----- RECORD EXTRACTS

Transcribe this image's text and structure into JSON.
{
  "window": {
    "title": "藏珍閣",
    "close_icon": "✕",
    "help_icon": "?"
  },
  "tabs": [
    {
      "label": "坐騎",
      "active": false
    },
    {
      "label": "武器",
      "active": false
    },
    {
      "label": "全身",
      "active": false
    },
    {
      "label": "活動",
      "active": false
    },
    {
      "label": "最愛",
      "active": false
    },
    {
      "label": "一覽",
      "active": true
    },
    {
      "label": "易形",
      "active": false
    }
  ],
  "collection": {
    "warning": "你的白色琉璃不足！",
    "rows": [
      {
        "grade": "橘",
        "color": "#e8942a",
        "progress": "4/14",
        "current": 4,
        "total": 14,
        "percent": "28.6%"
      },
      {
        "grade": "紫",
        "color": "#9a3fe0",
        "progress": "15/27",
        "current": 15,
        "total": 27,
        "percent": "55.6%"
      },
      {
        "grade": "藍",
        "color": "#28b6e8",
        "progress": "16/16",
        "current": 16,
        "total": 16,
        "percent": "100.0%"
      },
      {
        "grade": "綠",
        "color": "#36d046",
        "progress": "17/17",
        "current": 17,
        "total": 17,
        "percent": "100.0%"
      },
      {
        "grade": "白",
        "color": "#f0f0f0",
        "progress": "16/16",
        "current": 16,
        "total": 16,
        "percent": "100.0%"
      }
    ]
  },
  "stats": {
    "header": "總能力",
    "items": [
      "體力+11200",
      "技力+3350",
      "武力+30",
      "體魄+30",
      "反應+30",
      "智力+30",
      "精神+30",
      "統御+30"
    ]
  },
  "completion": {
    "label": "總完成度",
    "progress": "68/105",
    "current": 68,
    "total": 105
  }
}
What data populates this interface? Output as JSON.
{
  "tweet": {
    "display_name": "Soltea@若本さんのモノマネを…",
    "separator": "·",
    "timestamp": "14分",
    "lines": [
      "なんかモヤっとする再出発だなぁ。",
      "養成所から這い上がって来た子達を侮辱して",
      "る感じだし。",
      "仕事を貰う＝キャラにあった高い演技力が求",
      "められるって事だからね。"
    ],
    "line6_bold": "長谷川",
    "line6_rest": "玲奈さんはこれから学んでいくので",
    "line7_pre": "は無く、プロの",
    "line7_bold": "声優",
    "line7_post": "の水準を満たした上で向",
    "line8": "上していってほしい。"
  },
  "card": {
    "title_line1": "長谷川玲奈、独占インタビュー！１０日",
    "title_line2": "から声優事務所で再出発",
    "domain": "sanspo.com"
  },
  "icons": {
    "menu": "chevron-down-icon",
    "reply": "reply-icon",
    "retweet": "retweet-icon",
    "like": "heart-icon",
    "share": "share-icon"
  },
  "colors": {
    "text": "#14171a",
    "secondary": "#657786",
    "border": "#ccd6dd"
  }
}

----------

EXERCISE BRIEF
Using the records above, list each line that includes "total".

SOLVED EXERCISE
        "total": 14,
        "total": 27,
        "total": 16,
        "total": 17,
        "total": 16,
    "total": 105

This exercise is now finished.